Blurred discourses: how market isomorphism constrains and enables collective action in civil society

Research output: Contribution to journalArticlepeer-review

6 Citations (Scopus)


Civil society – both national and transnational – is produced through the activities and discourses of a plurality of social actors, including political parties, NGOs and (new) social movements, media organizations, third sector organizations, market firms, and professional and trade associations. To understand the current dynamics of civil society, we need to combine the concept of the plurality with the investigation of a second phenomenon: namely, that in our globalized landscape master ideas and patterns of practices travel and materialize not only across national borders but also across different spheres of institutional life. In opposition to mainstream diffusionist explanations of the travel of ideas, we use Latour and Callon’s translation model as a theoretical tool for reading an ‘exemplary’ case study taken from a broader Italian research programme.
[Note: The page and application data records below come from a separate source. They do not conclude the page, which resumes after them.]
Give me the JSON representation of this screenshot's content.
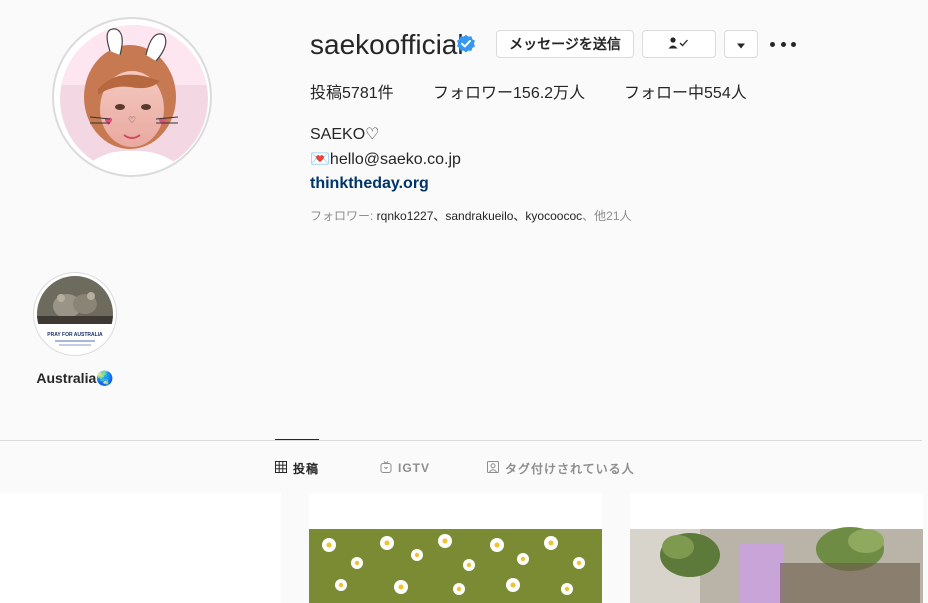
{
  "profile": {
    "username": "saekoofficial",
    "verified_icon": "verified-badge-icon",
    "buttons": {
      "message": "メッセージを送信",
      "follow_icon": "person-check-icon",
      "dropdown_icon": "caret-down-icon",
      "more_icon": "more-horizontal-icon"
    },
    "stats": {
      "posts_label": "投稿",
      "posts_value": "5781",
      "posts_suffix": "件",
      "followers_label": "フォロワー",
      "followers_value": "156.2万",
      "followers_suffix": "人",
      "following_label": "フォロー中",
      "following_value": "554",
      "following_suffix": "人"
    },
    "bio": {
      "name": "SAEKO♡",
      "email_line": "💌hello@saeko.co.jp",
      "link": "thinktheday.org"
    },
    "followed_by": {
      "prefix": "フォロワー: ",
      "names": "rqnko1227、sandrakueilo、kyocoococ",
      "suffix": "、他21人"
    }
  },
  "highlights": [
    {
      "label": "Australia🌏",
      "image_caption": "PRAY FOR AUSTRALIA"
    }
  ],
  "tabs": [
    {
      "label": "投稿",
      "icon": "grid-icon",
      "active": true
    },
    {
      "label": "IGTV",
      "icon": "igtv-icon",
      "active": false
    },
    {
      "label": "タグ付けされている人",
      "icon": "tagged-icon",
      "active": false
    }
  ],
  "colors": {
    "background": "#fafafa",
    "border": "#dbdbdb",
    "text": "#262626",
    "muted": "#8e8e8e",
    "link": "#003569",
    "verified": "#3897f0"
  }
}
In particular, our aim is to provide some insights about how the current emphasis on economic performance and managerialization is translated into organizational processes of everyday activity regarding one of the most traditional collective actors of civil society, the third sector organization. The case considered here is a cooperative, whose origins are rooted in an encounter with Africa, and which is now engaged in a fair trade network. Specifically, we depict the complex system of meaning and practices that characterize this field when economic categories and priorities (for example rationalization, calculative action and efficiency) meet and blend with more conventional and expected logics of action (for example solidarity, emancipation and expressive behaviour) that are embedded within it.
Original languageEnglish
Pages (from-to)47-67
Number of pages21
JournalGlobal Networks
Publication statusPublished - 2005


  • Società civile
  • commercio equo e solidale
  • traslazione


Dive into the research topics of 'Blurred discourses: how market isomorphism constrains and enables collective action in civil society'. Together they form a unique fingerprint.

Cite this